Roger E. Moore
2018-Jul-17, 07:32 PM
https://www.npr.org/2018/07/17/629396121/galileo-would-be-stunned-jupiter-now-has-79-moons

Point your telescope in a certain direction "just for the heck of it" and you might find another bucket full of moons.

parallaxicality
2018-Jul-18, 10:10 AM
Isn't it time we stopped calling these things "moons"? Wouldn't "captured objects" be more accurate?

Swift
2018-Jul-18, 01:51 PM
I like the suggestion in the article of "mini-moon".

DonM435
2018-Jul-19, 01:27 AM
For most of my younger life, there was but one Moon, and you were supposed to call all the other secondary thingies "satellites."

It seems to have changed with relative swiftness. I wonder just how.

dtilque
2018-Jul-19, 01:46 AM
It's not wrong to call them satellites, although you may want to modify it and call them "natural satellites" to distinguish them from artificial ones.

When I was a kid, Jupiter only had 12 satellites total. Now they find that many in one swoop.

George
2018-Jul-19, 02:26 PM
It's not wrong to call them satellites, although you may want to modify it and call them "natural satellites" to distinguish them from artificial ones. Yes, satellites are often considered as an artificial object, but saying "natural satellites" is a mouthful when used for so many objects that are smaller than our sweet and simple "Moon". Ever since I went outside as a kid to see if I could see the Sputnik satellite passing overhead, "satellite" would always be especially unnatural, so "natural satellite" for me is an oxymoron.:) I too agree with "mini-moons" as it says it nicely and with alliteration. There is also the alliterative hint of "meme" in there too, which is fitting in some respects.

glappkaeft
2018-Jul-19, 02:46 PM
I like the suggestion in the article of "mini-moon".

Moonlet is already in use.
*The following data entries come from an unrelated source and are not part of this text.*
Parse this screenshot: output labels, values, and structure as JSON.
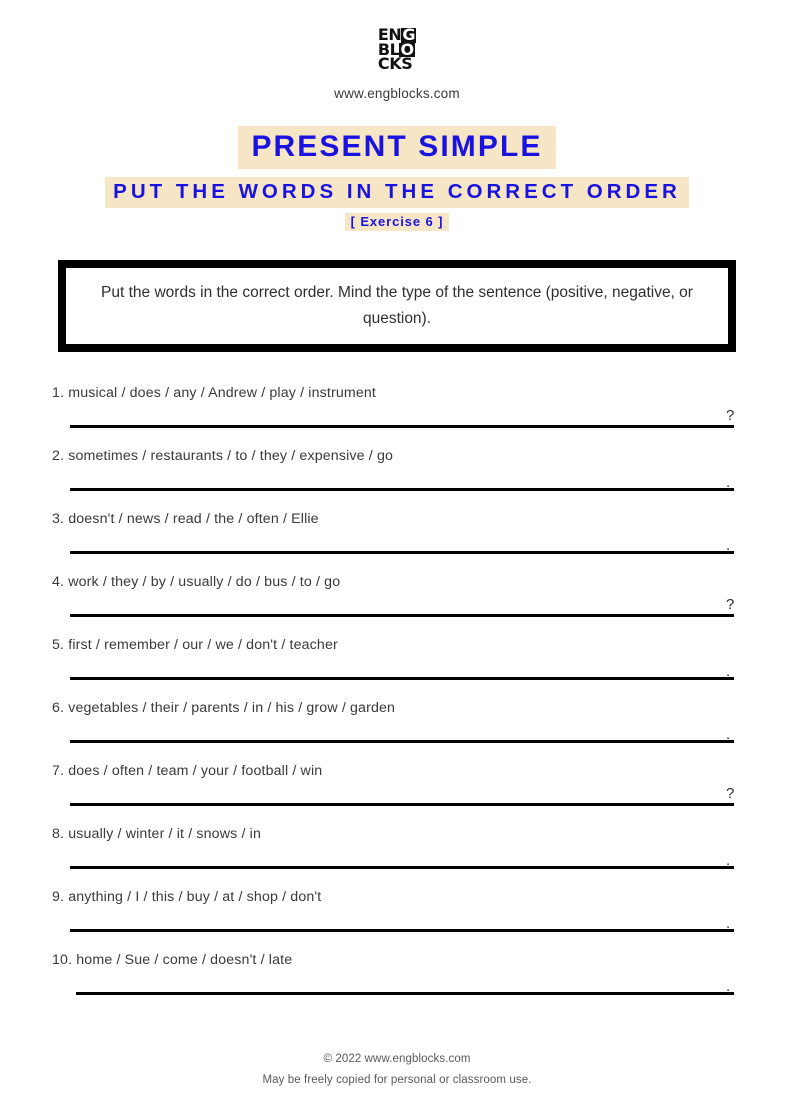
{
  "brand": {
    "logo_line1_a": "EN",
    "logo_line1_b": "G",
    "logo_line2_a": "BL",
    "logo_line2_b": "O",
    "logo_line3": "CKS",
    "site_url": "www.engblocks.com"
  },
  "header": {
    "title": "PRESENT SIMPLE",
    "subtitle": "PUT THE WORDS IN THE CORRECT ORDER",
    "exercise_label": "[ Exercise 6 ]"
  },
  "instruction": {
    "text": "Put the words in the correct order. Mind the type of the sentence (positive, negative, or question)."
  },
  "exercises": [
    {
      "number": "1.",
      "prompt": "1. musical / does / any / Andrew / play / instrument",
      "punct": "?"
    },
    {
      "number": "2.",
      "prompt": "2. sometimes / restaurants / to / they / expensive / go",
      "punct": "."
    },
    {
      "number": "3.",
      "prompt": "3. doesn't / news / read / the / often / Ellie",
      "punct": "."
    },
    {
      "number": "4.",
      "prompt": "4. work / they / by / usually / do / bus / to / go",
      "punct": "?"
    },
    {
      "number": "5.",
      "prompt": "5. first / remember / our / we / don't / teacher",
      "punct": "."
    },
    {
      "number": "6.",
      "prompt": "6. vegetables / their / parents / in / his / grow / garden",
      "punct": "."
    },
    {
      "number": "7.",
      "prompt": "7. does / often / team / your / football / win",
      "punct": "?"
    },
    {
      "number": "8.",
      "prompt": "8. usually / winter / it / snows / in",
      "punct": "."
    },
    {
      "number": "9.",
      "prompt": "9. anything / I / this / buy / at / shop / don't",
      "punct": "."
    },
    {
      "number": "10.",
      "prompt": "10. home / Sue / come / doesn't / late",
      "punct": "."
    }
  ],
  "footer": {
    "copyright": "© 2022 www.engblocks.com",
    "note": "May be freely copied for personal or classroom use."
  },
  "colors": {
    "highlight": "#f6e6c6",
    "title_blue": "#1a13e0",
    "text": "#3a3a3a",
    "rule": "#000000"
  }
}
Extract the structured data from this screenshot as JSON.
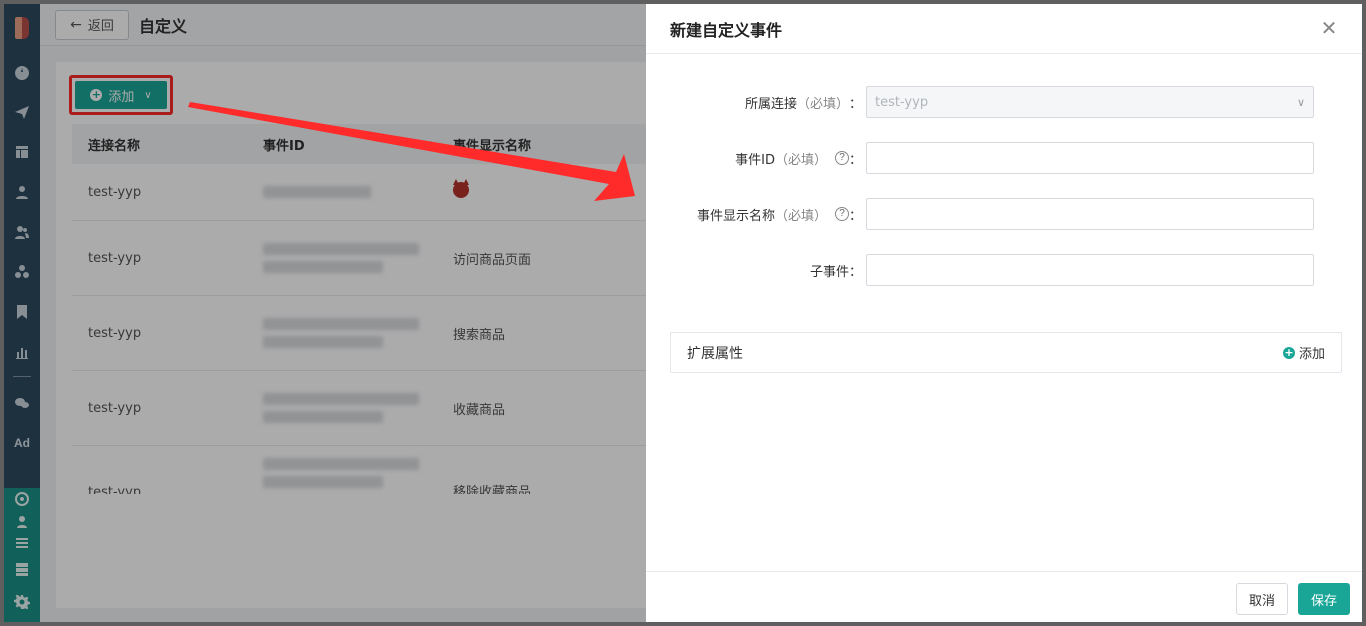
{
  "header": {
    "back_label": "返回",
    "title": "自定义"
  },
  "sidebar": {
    "icons": [
      "dashboard-icon",
      "send-icon",
      "layout-icon",
      "user-icon",
      "users-icon",
      "cluster-icon",
      "tag-icon",
      "bar-chart-icon",
      "wechat-icon",
      "ad-icon",
      "target-icon",
      "team-icon",
      "list-icon",
      "server-icon",
      "gear-icon"
    ],
    "ad_label": "Ad"
  },
  "toolbar": {
    "add_label": "添加"
  },
  "table": {
    "columns": [
      "连接名称",
      "事件ID",
      "事件显示名称"
    ],
    "rows": [
      {
        "connection": "test-yyp",
        "display": ""
      },
      {
        "connection": "test-yyp",
        "display": "访问商品页面"
      },
      {
        "connection": "test-yyp",
        "display": "搜索商品"
      },
      {
        "connection": "test-yyp",
        "display": "收藏商品"
      },
      {
        "connection": "test-yyp",
        "display": "移除收藏商品"
      }
    ]
  },
  "drawer": {
    "title": "新建自定义事件",
    "fields": {
      "connection": {
        "label": "所属连接",
        "req": "（必填）",
        "value": "test-yyp"
      },
      "event_id": {
        "label": "事件ID",
        "req": "（必填）",
        "value": ""
      },
      "display_name": {
        "label": "事件显示名称",
        "req": "（必填）",
        "value": ""
      },
      "sub_event": {
        "label": "子事件",
        "value": ""
      }
    },
    "ext_title": "扩展属性",
    "ext_add": "添加",
    "cancel": "取消",
    "save": "保存"
  },
  "colors": {
    "accent": "#1aa697",
    "annotation": "#ff2a2a"
  }
}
So is "mini-moon" but it means a short (a few days long) honey moon.

DonM435
2018-Jul-19, 04:22 PM
Morb. Mountain-in-orbit.

Roger E. Moore
2018-Jul-20, 02:31 PM
Perhaps we can borrow a system used in a recent paper, "PROBABILISTIC FORECASTING OF THE MASSES AND RADII OF OTHER WORLDS", by Jingjing Chen & David Kipping.
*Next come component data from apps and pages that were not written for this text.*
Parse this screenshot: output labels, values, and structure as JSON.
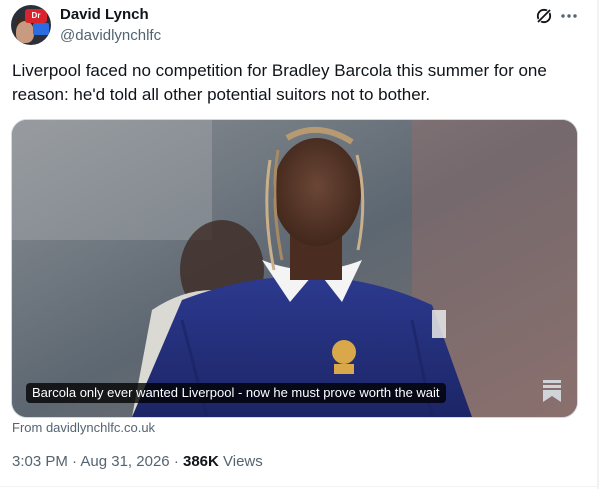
{
  "author": {
    "name": "David Lynch",
    "handle": "@davidlynchlfc",
    "avatar_badge": "Dr"
  },
  "actions": {
    "grok_icon": "grok-slash-icon",
    "more_icon": "more-dots-icon",
    "bookmark_icon": "bookmark-icon"
  },
  "tweet": {
    "text": "Liverpool faced no competition for Bradley Barcola this summer for one reason: he'd told all other potential suitors not to bother."
  },
  "card": {
    "caption": "Barcola only ever wanted Liverpool - now he must prove worth the wait",
    "source": "From davidlynchlfc.co.uk"
  },
  "meta": {
    "time": "3:03 PM",
    "separator": "·",
    "date": "Aug 31, 2026",
    "views_count": "386K",
    "views_label": "Views"
  },
  "colors": {
    "text_primary": "#0f1419",
    "text_secondary": "#536471",
    "border": "#cfd9de",
    "jersey_blue": "#25307a"
  }
}
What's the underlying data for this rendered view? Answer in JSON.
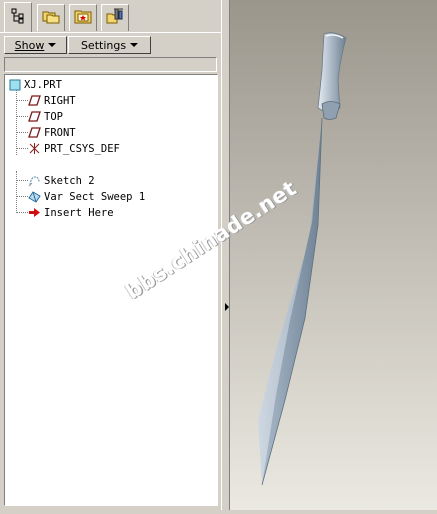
{
  "toolbar": {
    "tabs": [
      {
        "icon": "model-tree-icon"
      },
      {
        "icon": "folder-browser-icon"
      },
      {
        "icon": "favorites-icon"
      },
      {
        "icon": "connections-icon"
      }
    ],
    "show_label": "Show",
    "settings_label": "Settings"
  },
  "tree": {
    "root": "XJ.PRT",
    "items": [
      {
        "label": "RIGHT",
        "icon": "datum-plane-icon"
      },
      {
        "label": "TOP",
        "icon": "datum-plane-icon"
      },
      {
        "label": "FRONT",
        "icon": "datum-plane-icon"
      },
      {
        "label": "PRT_CSYS_DEF",
        "icon": "coordinate-system-icon"
      },
      {
        "label": "Sketch 2",
        "icon": "sketch-icon"
      },
      {
        "label": "Var Sect Sweep 1",
        "icon": "sweep-icon"
      },
      {
        "label": "Insert Here",
        "icon": "insert-arrow-icon"
      }
    ]
  },
  "viewport": {
    "watermark": "bbs.chinade.net",
    "background_top": "#9a968c",
    "background_bottom": "#ebe9e2"
  }
}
https://arxiv.org/pdf/1603.08614.pdf

In determining the smallest-sized "terrestrial" planet to use in establishing a mass-radius table for exoplanets, they said: "A natural lower bound is an object with sufficient mass to achieve hydrostatic equilibrium leading to a nearly spherical shape and thus a well-defined radius (a planemo), which would encompass dwarf planets." They later developed a boundary between: "...the most massive body which is known to not be in hydrostatic equilibrium (Iapetus; 1.8 x 10^21 kg; Sheppard 2016) and the least massive body confirmed to be in hydrostatic equilibrium (Rhea; 2.3 x 10^21 kg; Sheppard 2016). This leads us to adopt a boundary condition of M > 2 x 10^21 kg for all objects considered in this work."

Only the four Galilean satellites, then, are truly "moons" of Jupiter. Everything else from Himalia on down is just a Big Rock, like SF writers of old once called them (e.g., Jack Williamson, "rock rats" referring to asteroid miners, c. 1950). Everything less than 1 km across down to 1 meter across is a Rock, and anything smaller is Debris.
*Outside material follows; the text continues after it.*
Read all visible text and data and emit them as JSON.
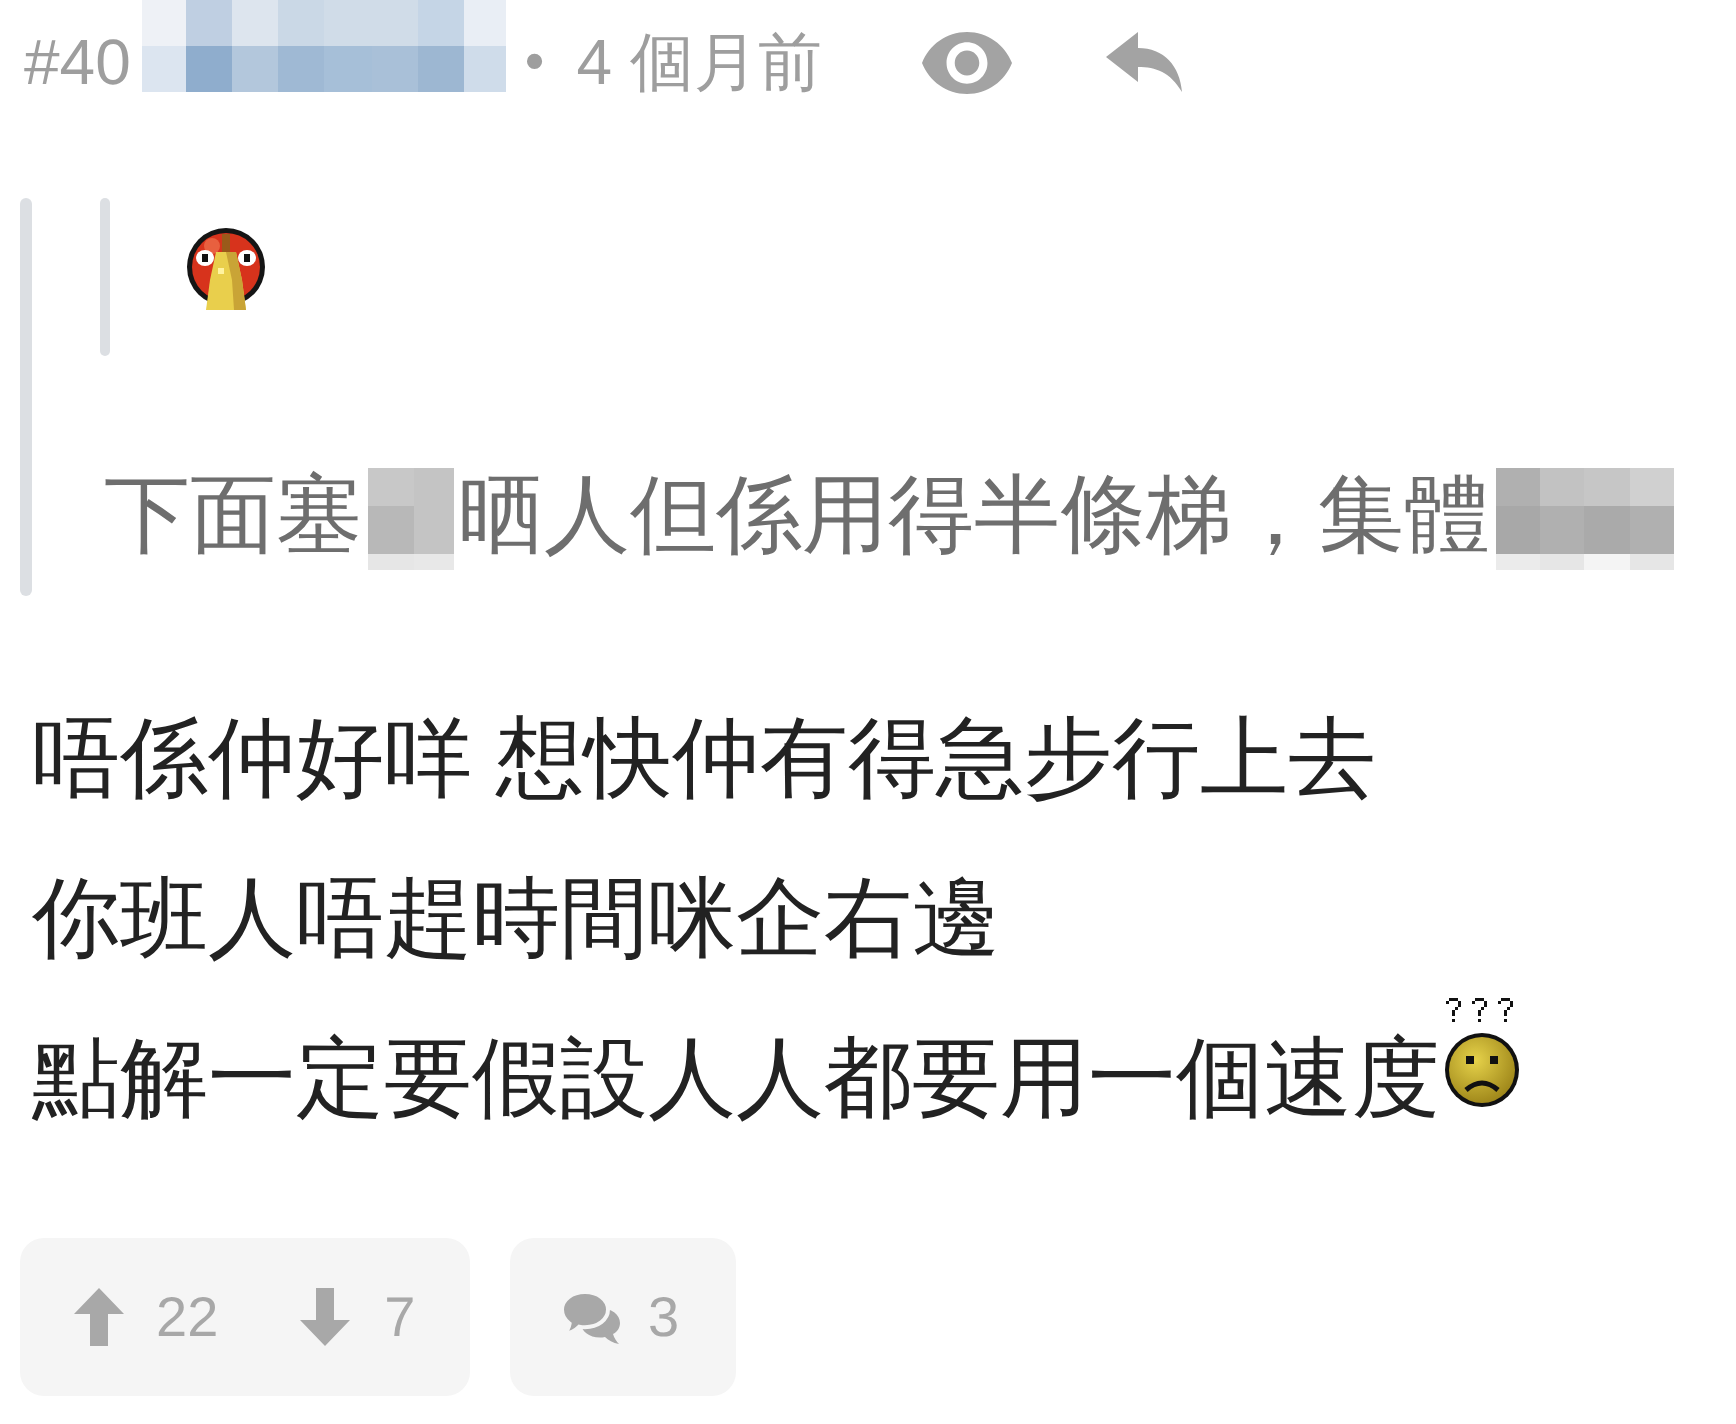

We will ignore the term "irregular natural satellite", as it refers to something a little different.

https://en.wikipedia.org/wiki/Irregular_moon